Michael Jackson kept an "enemy list" which included famed Israeli illusionist Uri Geller and Rabbi Shmuley Boteach, the renowned U.S. broadcaster, as revealed this week by the star's former manager Dieter Wiesner.
The alleged list contained names of people who Jackson believed were out to destroy his life, as Wiesner told British tabloid 'The Sun' on Friday.
"I'd ask him, 'Michael, what are you doing?' said Weisner, 'These people are after me and they want to destroy my life.'"
After Jackson's sudden death in June, Geller admitted in several interviews that his relationship with the star had been severed in 2002 after Martin Bashir made a controversial documentary on Jackson. Jackson accused Geller of the whole state of affairs, as Geller had initially introducing the star to Bashir.
Immediately after Jackson's death Geller was noted several times saying that they had also had differences of opinions due to the star's drug habits.
He added that he was not surprised that lethal levels of the anesthetic propofol were discovered in Jackson's autopsy earlier this month.

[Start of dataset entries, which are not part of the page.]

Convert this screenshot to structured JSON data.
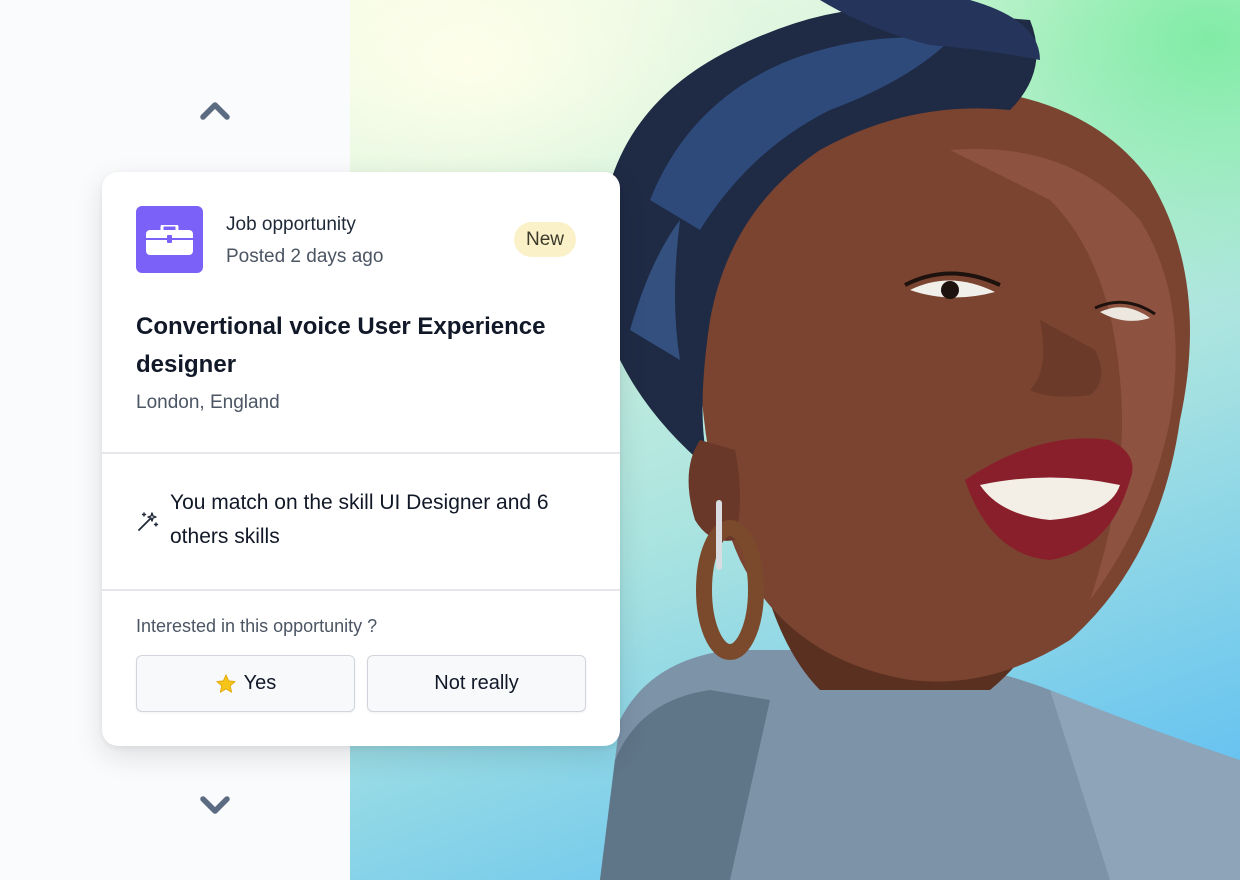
{
  "card": {
    "type_label": "Job opportunity",
    "posted": "Posted 2 days ago",
    "badge": "New",
    "title": "Convertional voice User Experience designer",
    "location": "London, England",
    "match_text": "You match on the skill UI Designer and 6 others skills",
    "question": "Interested in this opportunity ?",
    "yes_label": "Yes",
    "no_label": "Not really"
  },
  "colors": {
    "icon_background": "#7b61f8",
    "badge_background": "#fbf1c9",
    "arrow": "#5b6b82",
    "star": "#f5c518"
  },
  "icons": {
    "nav_up": "chevron-up-icon",
    "nav_down": "chevron-down-icon",
    "job": "briefcase-icon",
    "match": "magic-wand-icon",
    "yes": "star-icon"
  }
}
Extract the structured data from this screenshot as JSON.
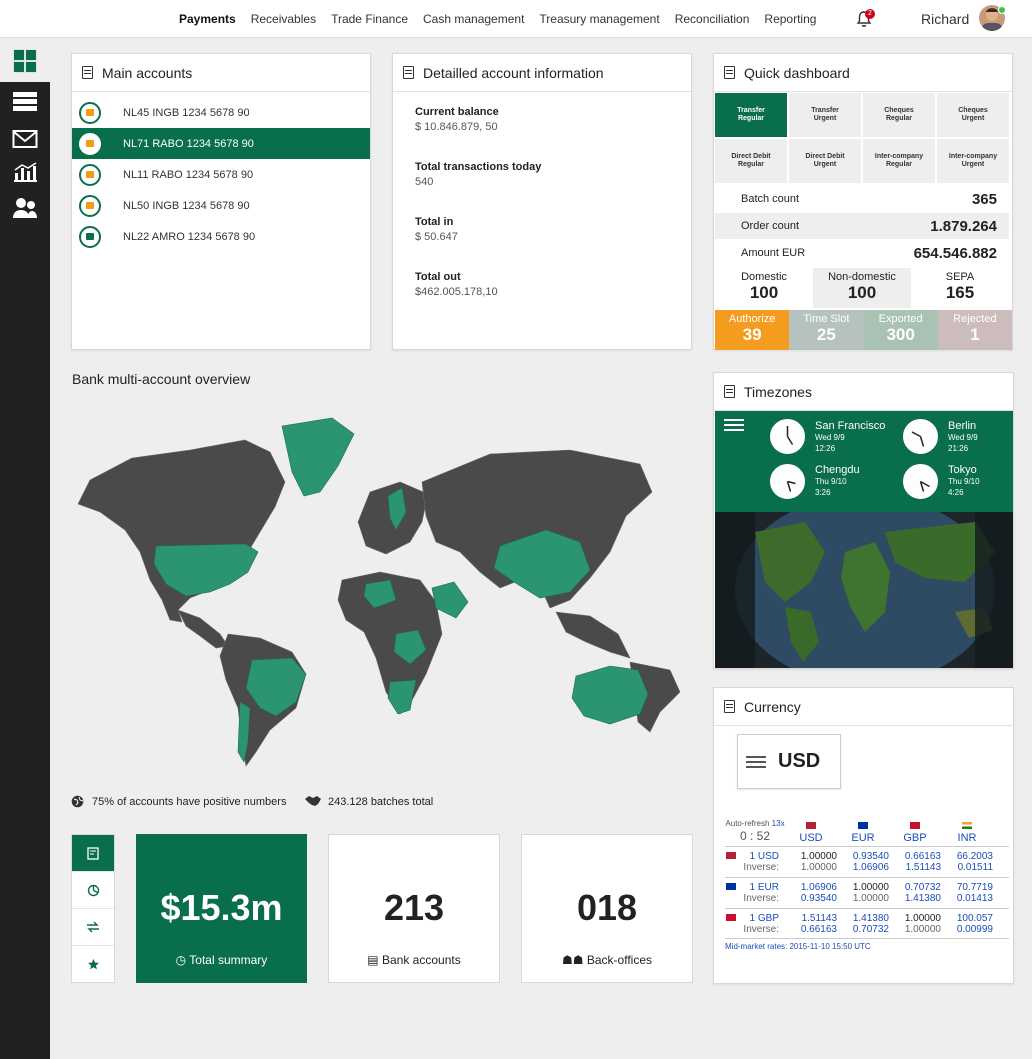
{
  "nav": {
    "items": [
      "Payments",
      "Receivables",
      "Trade Finance",
      "Cash management",
      "Treasury management",
      "Reconciliation",
      "Reporting"
    ],
    "active": "Payments"
  },
  "user": {
    "name": "Richard",
    "notifications": "2"
  },
  "main_accounts": {
    "title": "Main accounts",
    "accounts": [
      "NL45 INGB 1234 5678 90",
      "NL71 RABO 1234 5678 90",
      "NL11 RABO 1234 5678 90",
      "NL50 INGB 1234 5678 90",
      "NL22 AMRO 1234 5678 90"
    ],
    "selected_index": 1
  },
  "detail": {
    "title": "Detailled account information",
    "items": [
      {
        "label": "Current balance",
        "value": "$ 10.846.879, 50"
      },
      {
        "label": "Total transactions today",
        "value": "540"
      },
      {
        "label": "Total in",
        "value": "$ 50.647"
      },
      {
        "label": "Total out",
        "value": "$462.005.178,10"
      }
    ]
  },
  "quick": {
    "title": "Quick dashboard",
    "buttons": [
      {
        "l1": "Transfer",
        "l2": "Regular"
      },
      {
        "l1": "Transfer",
        "l2": "Urgent"
      },
      {
        "l1": "Cheques",
        "l2": "Regular"
      },
      {
        "l1": "Cheques",
        "l2": "Urgent"
      },
      {
        "l1": "Direct Debit",
        "l2": "Regular"
      },
      {
        "l1": "Direct Debit",
        "l2": "Urgent"
      },
      {
        "l1": "Inter-company",
        "l2": "Regular"
      },
      {
        "l1": "Inter-company",
        "l2": "Urgent"
      }
    ],
    "rows": [
      {
        "label": "Batch count",
        "value": "365"
      },
      {
        "label": "Order count",
        "value": "1.879.264"
      },
      {
        "label": "Amount EUR",
        "value": "654.546.882"
      }
    ],
    "split": [
      {
        "label": "Domestic",
        "value": "100"
      },
      {
        "label": "Non-domestic",
        "value": "100"
      },
      {
        "label": "SEPA",
        "value": "165"
      }
    ],
    "status": [
      {
        "label": "Authorize",
        "value": "39",
        "color": "#f39c1f"
      },
      {
        "label": "Time Slot",
        "value": "25",
        "color": "#b6c2c0"
      },
      {
        "label": "Exported",
        "value": "300",
        "color": "#a9c2b4"
      },
      {
        "label": "Rejected",
        "value": "1",
        "color": "#cdbcbc"
      }
    ]
  },
  "map": {
    "title": "Bank multi-account overview",
    "stat1": "75% of accounts have positive numbers",
    "stat2": "243.128 batches total"
  },
  "kpis": [
    {
      "value": "$15.3m",
      "caption": "Total summary"
    },
    {
      "value": "213",
      "caption": "Bank accounts"
    },
    {
      "value": "018",
      "caption": "Back-offices"
    }
  ],
  "timezones": {
    "title": "Timezones",
    "cities": [
      {
        "name": "San Francisco",
        "day": "Wed 9/9",
        "time": "12:26"
      },
      {
        "name": "Berlin",
        "day": "Wed 9/9",
        "time": "21:26"
      },
      {
        "name": "Chengdu",
        "day": "Thu 9/10",
        "time": "3:26"
      },
      {
        "name": "Tokyo",
        "day": "Thu 9/10",
        "time": "4:26"
      }
    ]
  },
  "currency": {
    "title": "Currency",
    "selected": "USD",
    "autorefresh_label": "Auto-refresh",
    "autorefresh_value": "13x",
    "countdown": "0 : 52",
    "columns": [
      "USD",
      "EUR",
      "GBP",
      "INR"
    ],
    "rows": [
      {
        "label": "1 USD",
        "values": [
          "1.00000",
          "0.93540",
          "0.66163",
          "66.2003"
        ],
        "inverse": [
          "1.00000",
          "1.06906",
          "1.51143",
          "0.01511"
        ]
      },
      {
        "label": "1 EUR",
        "values": [
          "1.06906",
          "1.00000",
          "0.70732",
          "70.7719"
        ],
        "inverse": [
          "0.93540",
          "1.00000",
          "1.41380",
          "0.01413"
        ]
      },
      {
        "label": "1 GBP",
        "values": [
          "1.51143",
          "1.41380",
          "1.00000",
          "100.057"
        ],
        "inverse": [
          "0.66163",
          "0.70732",
          "1.00000",
          "0.00999"
        ]
      }
    ],
    "inverse_label": "Inverse:",
    "footer": "Mid-market rates: 2015-11-10 15:50 UTC"
  },
  "colors": {
    "brand_green": "#096e4a",
    "map_land": "#4a4a4a",
    "map_highlight": "#2b9471",
    "authorize": "#f39c1f"
  }
}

Yet Geller also claimed that he and Jackson had straightened things out before his death.
In comments made to Haaretz this week, Boteach said "as far as Michael Jackson is concerned, his death is a terrible tragedy, a terrible loss of life, a terrible waste of human potential, I'm very sad that he threw away his life, because he did throw away his life."
Wiesner added that he had assisted writing the document which contains several names of people which Jackson had personally chosen, which was meant to be handed to Jackson's closest associates.
Other names on the list included District Attorney Tom Sneddon, who charged the star with child molestation back in 1993, as well as Feminist lawyer Gloria Allred, who was in charge of raising questions regarding Jackson's parenting abilities.
Mariah Carey's ex husband Tommy Mottola was another on the list allegedly after an argument over a record deal.